## Brief
Copy out the entries that follow. Leave none out.

(Excerpts from an interface dataset)

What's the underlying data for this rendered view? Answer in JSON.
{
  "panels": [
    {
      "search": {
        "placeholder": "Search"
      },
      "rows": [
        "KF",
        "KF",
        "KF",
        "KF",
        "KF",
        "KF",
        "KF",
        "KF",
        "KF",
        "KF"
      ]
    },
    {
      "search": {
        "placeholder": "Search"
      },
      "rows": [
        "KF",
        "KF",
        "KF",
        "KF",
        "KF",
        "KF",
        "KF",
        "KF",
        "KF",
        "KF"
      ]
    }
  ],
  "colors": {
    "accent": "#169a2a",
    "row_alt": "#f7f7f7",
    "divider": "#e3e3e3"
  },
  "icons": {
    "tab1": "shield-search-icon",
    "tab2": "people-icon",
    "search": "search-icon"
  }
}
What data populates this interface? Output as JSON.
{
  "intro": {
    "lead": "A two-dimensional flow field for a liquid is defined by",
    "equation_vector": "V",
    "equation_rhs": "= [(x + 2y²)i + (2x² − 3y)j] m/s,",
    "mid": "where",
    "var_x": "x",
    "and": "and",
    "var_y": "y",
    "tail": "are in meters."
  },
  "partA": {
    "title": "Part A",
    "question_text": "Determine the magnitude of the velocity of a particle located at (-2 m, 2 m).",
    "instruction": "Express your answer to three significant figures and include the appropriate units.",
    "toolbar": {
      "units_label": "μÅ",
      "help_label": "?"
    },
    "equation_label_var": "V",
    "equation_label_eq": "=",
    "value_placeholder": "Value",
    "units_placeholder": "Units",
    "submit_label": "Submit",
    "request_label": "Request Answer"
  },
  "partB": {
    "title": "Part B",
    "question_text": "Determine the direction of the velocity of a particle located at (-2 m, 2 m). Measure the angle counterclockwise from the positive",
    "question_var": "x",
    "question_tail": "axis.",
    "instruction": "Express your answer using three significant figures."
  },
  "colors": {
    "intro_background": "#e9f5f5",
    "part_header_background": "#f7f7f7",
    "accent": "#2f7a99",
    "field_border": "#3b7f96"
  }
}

## Output for this exercise
What's the underlying data for this rendered view? Answer in JSON.
{
  "panels": [
    {
      "search": {
        "placeholder": "Search"
      },
      "rows": [
        "KF",
        "KF",
        "KF",
        "KF",
        "KF",
        "KF",
        "KF",
        "KF",
        "KF",
        "KF"
      ]
    },
    {
      "search": {
        "placeholder": "Search"
      },
      "rows": [
        "KF",
        "KF",
        "KF",
        "KF",
        "KF",
        "KF",
        "KF",
        "KF",
        "KF",
        "KF"
      ]
    }
  ],
  "colors": {
    "accent": "#169a2a",
    "row_alt": "#f7f7f7",
    "divider": "#e3e3e3"
  },
  "icons": {
    "tab1": "shield-search-icon",
    "tab2": "people-icon",
    "search": "search-icon"
  }
}
What data populates this interface? Output as JSON.
{
  "intro": {
    "lead": "A two-dimensional flow field for a liquid is defined by",
    "equation_vector": "V",
    "equation_rhs": "= [(x + 2y²)i + (2x² − 3y)j] m/s,",
    "mid": "where",
    "var_x": "x",
    "and": "and",
    "var_y": "y",
    "tail": "are in meters."
  },
  "partA": {
    "title": "Part A",
    "question_text": "Determine the magnitude of the velocity of a particle located at (-2 m, 2 m).",
    "instruction": "Express your answer to three significant figures and include the appropriate units.",
    "toolbar": {
      "units_label": "μÅ",
      "help_label": "?"
    },
    "equation_label_var": "V",
    "equation_label_eq": "=",
    "value_placeholder": "Value",
    "units_placeholder": "Units",
    "submit_label": "Submit",
    "request_label": "Request Answer"
  },
  "partB": {
    "title": "Part B",
    "question_text": "Determine the direction of the velocity of a particle located at (-2 m, 2 m). Measure the angle counterclockwise from the positive",
    "question_var": "x",
    "question_tail": "axis.",
    "instruction": "Express your answer using three significant figures."
  },
  "colors": {
    "intro_background": "#e9f5f5",
    "part_header_background": "#f7f7f7",
    "accent": "#2f7a99",
    "field_border": "#3b7f96"
  }
}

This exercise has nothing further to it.